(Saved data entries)
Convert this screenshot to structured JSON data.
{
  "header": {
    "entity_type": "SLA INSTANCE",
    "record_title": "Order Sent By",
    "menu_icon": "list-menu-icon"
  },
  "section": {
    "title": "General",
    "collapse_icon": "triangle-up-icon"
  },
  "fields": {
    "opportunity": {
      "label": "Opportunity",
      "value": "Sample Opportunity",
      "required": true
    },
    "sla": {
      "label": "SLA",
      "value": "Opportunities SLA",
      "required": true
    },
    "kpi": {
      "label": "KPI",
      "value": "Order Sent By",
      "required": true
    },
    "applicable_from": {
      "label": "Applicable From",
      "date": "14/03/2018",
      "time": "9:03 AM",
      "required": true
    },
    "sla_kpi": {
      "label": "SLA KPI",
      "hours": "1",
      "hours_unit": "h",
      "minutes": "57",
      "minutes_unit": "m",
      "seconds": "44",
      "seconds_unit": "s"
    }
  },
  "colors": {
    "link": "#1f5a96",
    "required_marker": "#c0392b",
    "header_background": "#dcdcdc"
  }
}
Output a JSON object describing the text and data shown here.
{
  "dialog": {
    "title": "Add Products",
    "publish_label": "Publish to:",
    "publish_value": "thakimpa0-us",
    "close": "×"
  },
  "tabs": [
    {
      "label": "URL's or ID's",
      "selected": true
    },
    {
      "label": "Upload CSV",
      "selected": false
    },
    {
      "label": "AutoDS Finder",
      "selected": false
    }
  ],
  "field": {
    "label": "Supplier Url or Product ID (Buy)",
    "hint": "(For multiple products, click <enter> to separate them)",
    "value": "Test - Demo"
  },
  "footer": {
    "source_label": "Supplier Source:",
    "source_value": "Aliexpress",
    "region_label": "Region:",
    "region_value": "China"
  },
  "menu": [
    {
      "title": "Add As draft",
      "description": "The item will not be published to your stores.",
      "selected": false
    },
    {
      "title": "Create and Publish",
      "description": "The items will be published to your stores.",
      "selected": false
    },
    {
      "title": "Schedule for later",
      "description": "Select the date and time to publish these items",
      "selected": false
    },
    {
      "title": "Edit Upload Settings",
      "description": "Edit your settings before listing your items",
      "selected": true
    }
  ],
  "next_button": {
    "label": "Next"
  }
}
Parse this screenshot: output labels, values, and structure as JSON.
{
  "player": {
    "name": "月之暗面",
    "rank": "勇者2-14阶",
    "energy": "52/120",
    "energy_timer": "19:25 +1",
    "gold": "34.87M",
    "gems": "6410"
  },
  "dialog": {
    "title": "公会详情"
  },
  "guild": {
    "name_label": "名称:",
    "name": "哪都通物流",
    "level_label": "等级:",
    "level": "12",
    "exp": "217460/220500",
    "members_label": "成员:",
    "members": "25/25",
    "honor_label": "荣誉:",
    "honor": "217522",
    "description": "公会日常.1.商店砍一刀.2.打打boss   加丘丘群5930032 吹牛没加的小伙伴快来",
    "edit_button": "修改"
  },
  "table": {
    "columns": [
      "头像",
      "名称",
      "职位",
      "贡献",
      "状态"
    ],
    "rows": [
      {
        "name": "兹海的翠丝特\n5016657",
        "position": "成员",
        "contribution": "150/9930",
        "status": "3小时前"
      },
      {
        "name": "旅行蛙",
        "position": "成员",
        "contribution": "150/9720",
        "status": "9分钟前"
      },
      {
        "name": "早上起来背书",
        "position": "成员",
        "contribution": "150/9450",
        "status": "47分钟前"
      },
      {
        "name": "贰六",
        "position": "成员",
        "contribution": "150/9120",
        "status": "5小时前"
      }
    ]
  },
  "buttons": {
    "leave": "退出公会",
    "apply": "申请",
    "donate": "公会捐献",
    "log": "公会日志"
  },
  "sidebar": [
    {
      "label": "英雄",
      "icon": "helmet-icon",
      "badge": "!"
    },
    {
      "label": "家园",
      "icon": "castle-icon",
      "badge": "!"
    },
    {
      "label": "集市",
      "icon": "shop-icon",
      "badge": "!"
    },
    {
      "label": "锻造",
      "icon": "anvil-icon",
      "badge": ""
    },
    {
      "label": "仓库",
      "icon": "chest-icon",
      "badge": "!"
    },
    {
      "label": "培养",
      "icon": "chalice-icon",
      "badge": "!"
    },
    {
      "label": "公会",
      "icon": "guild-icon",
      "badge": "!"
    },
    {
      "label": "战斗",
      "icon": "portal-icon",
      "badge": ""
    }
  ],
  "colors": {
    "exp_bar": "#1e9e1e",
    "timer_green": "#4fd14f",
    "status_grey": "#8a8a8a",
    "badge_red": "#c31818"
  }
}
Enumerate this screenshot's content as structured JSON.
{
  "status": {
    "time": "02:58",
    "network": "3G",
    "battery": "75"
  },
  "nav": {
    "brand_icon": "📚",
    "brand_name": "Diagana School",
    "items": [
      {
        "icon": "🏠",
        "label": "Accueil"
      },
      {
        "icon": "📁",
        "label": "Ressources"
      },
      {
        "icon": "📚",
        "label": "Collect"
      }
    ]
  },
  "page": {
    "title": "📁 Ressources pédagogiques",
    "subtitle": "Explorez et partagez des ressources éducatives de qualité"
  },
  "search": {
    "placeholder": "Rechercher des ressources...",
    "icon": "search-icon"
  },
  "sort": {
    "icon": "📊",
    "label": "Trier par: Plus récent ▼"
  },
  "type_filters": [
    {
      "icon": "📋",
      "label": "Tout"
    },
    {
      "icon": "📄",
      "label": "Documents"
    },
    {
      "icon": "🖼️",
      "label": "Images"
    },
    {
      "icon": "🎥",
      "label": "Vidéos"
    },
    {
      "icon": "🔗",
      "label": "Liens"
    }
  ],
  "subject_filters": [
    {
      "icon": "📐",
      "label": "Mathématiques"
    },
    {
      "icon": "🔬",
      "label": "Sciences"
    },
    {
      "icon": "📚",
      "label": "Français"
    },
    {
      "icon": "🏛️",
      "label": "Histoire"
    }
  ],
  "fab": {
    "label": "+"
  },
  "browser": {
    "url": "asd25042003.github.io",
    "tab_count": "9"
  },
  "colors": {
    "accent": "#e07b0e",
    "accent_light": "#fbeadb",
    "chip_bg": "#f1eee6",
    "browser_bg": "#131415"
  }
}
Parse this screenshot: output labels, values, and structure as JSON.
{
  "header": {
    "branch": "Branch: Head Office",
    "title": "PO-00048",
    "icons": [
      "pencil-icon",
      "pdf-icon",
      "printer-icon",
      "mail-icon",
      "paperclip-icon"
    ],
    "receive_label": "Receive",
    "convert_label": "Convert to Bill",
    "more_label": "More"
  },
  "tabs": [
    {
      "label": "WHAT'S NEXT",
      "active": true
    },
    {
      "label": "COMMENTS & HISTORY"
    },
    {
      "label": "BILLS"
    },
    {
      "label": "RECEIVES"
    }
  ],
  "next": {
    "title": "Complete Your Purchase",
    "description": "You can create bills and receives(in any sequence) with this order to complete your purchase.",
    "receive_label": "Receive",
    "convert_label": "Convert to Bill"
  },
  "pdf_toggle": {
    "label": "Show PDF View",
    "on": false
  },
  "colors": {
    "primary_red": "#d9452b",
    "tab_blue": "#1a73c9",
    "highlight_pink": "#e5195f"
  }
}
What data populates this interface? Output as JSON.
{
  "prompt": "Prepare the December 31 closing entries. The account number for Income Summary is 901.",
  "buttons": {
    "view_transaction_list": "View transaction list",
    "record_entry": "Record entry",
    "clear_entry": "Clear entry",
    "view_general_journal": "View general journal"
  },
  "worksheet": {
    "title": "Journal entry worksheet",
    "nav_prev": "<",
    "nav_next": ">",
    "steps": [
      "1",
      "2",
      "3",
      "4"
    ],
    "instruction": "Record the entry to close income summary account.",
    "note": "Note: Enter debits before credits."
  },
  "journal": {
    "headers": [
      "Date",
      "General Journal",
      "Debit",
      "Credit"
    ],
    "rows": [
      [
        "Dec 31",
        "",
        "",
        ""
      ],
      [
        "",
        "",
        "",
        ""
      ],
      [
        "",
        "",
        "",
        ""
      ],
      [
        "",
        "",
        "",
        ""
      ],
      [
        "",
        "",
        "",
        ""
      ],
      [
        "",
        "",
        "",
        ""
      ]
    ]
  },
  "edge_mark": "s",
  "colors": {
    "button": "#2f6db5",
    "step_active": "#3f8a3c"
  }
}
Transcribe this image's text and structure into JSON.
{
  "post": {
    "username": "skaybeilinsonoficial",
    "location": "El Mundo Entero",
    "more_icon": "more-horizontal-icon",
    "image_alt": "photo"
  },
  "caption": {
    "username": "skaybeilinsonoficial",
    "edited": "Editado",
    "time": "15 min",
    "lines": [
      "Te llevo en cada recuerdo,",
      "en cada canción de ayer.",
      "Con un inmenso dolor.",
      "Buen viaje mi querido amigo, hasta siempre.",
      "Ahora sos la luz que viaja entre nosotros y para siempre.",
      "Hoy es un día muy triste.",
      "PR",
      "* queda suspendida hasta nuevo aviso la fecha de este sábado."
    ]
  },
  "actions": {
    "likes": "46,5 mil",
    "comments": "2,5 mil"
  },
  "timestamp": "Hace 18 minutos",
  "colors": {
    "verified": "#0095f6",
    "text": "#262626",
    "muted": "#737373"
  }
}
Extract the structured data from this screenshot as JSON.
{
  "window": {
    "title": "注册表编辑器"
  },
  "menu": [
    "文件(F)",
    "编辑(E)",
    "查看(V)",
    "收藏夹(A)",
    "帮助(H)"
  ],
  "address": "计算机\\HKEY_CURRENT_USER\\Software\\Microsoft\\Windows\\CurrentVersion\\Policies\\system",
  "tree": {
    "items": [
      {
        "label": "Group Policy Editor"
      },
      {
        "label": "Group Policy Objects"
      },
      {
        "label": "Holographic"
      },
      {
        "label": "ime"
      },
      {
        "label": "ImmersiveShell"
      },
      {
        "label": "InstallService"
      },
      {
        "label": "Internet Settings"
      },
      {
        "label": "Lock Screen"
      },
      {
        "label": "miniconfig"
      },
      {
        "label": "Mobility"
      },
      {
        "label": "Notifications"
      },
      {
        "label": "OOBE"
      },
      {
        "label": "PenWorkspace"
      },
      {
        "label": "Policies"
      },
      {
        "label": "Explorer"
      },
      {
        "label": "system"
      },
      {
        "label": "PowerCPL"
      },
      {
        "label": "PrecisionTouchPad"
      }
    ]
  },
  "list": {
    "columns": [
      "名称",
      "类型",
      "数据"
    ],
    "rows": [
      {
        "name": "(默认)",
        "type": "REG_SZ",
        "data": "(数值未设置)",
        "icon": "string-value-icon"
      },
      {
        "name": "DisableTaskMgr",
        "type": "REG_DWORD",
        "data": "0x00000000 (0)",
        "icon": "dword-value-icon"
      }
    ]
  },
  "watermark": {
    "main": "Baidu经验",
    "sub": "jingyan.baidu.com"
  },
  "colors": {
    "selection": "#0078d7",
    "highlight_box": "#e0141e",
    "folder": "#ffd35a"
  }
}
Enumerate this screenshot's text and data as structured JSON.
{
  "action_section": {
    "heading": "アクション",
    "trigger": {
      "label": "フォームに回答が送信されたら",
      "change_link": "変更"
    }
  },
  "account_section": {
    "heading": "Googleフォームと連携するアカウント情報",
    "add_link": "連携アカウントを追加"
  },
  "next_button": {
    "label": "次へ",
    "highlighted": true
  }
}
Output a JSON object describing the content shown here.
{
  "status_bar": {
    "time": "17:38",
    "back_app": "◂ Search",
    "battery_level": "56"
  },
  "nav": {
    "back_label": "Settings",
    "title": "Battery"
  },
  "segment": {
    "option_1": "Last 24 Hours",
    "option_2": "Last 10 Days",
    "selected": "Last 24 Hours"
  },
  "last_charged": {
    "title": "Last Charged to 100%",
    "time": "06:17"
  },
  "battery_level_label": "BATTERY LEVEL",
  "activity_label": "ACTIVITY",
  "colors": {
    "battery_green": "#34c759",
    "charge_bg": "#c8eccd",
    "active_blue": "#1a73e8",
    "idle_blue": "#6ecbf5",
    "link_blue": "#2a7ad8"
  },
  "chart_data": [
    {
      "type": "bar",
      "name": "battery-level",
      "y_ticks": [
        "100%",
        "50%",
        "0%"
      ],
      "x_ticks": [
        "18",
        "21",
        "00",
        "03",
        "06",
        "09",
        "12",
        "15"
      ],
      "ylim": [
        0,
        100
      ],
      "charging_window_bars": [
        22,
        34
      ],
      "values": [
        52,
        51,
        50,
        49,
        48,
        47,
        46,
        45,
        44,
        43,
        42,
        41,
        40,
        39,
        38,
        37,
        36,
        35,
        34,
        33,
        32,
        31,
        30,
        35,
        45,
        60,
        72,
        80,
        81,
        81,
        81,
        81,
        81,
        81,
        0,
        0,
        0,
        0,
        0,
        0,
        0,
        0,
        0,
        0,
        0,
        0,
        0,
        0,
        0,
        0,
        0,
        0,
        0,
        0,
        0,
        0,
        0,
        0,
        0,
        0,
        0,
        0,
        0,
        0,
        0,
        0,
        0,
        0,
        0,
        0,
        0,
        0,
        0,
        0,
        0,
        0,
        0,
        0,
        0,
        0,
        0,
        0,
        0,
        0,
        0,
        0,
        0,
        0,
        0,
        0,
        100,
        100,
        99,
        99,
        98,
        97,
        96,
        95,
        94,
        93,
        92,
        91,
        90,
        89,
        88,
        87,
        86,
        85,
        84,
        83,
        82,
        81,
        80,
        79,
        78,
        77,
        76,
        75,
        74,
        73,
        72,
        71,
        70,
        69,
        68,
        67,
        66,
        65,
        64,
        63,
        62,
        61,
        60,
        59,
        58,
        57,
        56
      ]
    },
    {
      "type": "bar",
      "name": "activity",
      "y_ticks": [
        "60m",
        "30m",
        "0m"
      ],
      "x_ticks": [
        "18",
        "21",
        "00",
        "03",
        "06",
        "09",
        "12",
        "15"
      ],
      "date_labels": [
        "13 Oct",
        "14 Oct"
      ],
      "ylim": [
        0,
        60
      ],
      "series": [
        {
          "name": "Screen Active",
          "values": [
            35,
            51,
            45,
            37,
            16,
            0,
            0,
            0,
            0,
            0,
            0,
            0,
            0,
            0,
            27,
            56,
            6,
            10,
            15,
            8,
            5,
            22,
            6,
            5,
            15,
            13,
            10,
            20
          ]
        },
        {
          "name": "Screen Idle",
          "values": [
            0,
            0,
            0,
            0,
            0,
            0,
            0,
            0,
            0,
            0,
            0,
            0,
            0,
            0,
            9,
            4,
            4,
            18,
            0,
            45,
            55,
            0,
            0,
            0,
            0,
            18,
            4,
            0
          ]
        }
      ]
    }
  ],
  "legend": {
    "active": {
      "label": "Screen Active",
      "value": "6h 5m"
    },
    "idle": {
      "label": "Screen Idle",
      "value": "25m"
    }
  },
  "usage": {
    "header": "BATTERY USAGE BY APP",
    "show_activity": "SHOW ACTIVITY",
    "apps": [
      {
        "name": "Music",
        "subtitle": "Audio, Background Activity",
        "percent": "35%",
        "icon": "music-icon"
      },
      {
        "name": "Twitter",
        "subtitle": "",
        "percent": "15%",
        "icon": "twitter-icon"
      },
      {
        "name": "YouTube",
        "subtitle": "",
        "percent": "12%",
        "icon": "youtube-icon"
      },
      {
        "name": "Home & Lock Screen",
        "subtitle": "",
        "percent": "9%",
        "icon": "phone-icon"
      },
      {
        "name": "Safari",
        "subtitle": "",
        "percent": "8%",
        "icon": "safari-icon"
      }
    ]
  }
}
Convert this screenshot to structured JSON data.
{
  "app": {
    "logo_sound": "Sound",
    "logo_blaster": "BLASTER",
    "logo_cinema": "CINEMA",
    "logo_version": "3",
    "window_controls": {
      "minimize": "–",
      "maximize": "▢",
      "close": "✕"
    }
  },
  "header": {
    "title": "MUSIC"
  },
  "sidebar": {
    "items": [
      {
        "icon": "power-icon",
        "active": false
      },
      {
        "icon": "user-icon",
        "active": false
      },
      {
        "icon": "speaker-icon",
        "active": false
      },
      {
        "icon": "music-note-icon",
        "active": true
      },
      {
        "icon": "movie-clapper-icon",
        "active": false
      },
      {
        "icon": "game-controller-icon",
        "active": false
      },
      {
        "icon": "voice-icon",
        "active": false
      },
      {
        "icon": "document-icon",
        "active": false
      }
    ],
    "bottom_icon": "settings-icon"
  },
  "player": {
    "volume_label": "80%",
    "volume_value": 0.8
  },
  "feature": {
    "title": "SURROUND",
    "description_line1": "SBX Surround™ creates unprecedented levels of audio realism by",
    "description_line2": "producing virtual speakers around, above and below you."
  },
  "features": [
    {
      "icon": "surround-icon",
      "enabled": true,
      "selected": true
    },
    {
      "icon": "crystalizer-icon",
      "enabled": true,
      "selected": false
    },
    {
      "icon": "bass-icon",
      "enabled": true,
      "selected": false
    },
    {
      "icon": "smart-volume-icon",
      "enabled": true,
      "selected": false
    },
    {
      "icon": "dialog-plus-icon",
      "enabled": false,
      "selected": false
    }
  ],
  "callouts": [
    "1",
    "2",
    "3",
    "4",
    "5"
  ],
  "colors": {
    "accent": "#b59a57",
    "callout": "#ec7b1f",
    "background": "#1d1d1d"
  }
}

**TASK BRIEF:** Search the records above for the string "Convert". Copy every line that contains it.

**EXERCISE ANSWER:**
Convert this screenshot to structured JSON data.
    "convert_label": "Convert to Bill",
    "convert_label": "Convert to Bill"
Convert this screenshot to structured JSON data.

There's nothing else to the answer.